According to the U.S. Bureau of Labor Statistics, cab drivers and chauffeurs accounted for 53 of the 4,405 Americans killed on the job in 2013. Their workplace fatality rate is 130 percent higher than the national average. And in New York, eight cabbies were assaulted in 2014, according to data from the New York Taxi Workers Alliance.
That's why drivers rallied in front of City Hall on Tuesday afternoon, urging the City Council to pass a bill that would require that signs be posted in all city-licensed taxis to remind passengers that assaulting a cab driver could land them in jail. For a long time. The signs, as suggested by the council bill, would read:
ASSAULTING A TAXI OR LIVERY DRIVER IS PUNISHABLE BY UP TO 25 YEARS IN PRISON.

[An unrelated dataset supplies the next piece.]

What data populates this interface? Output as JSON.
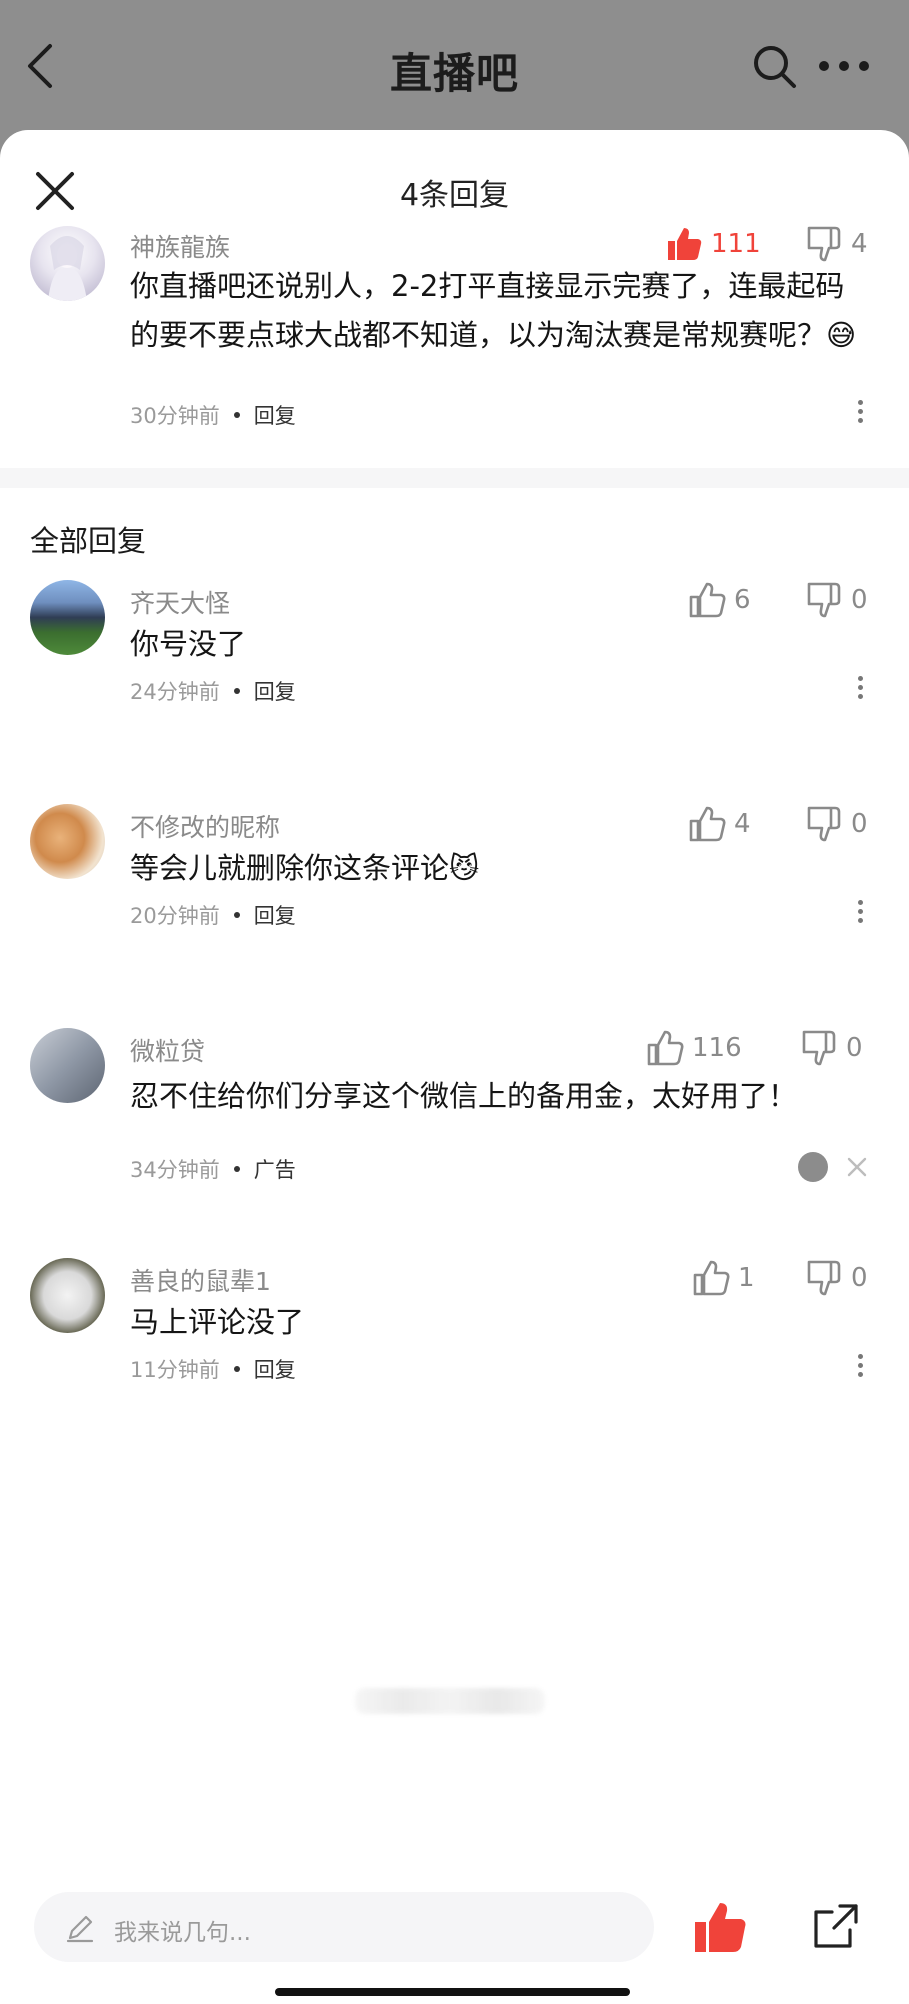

Mamnun Ul Haq, a co-founder of the New York Taxi Workers Alliance, which has lobbied the council to push for the signs, was joined at the rally by other drivers and councilmembers who supported the bill. He says the idea to propose the signs came to him in a hospital bed as he recovered from being stabbed on the job: "I can't even tell you how painful it was," he tells the Voice.More »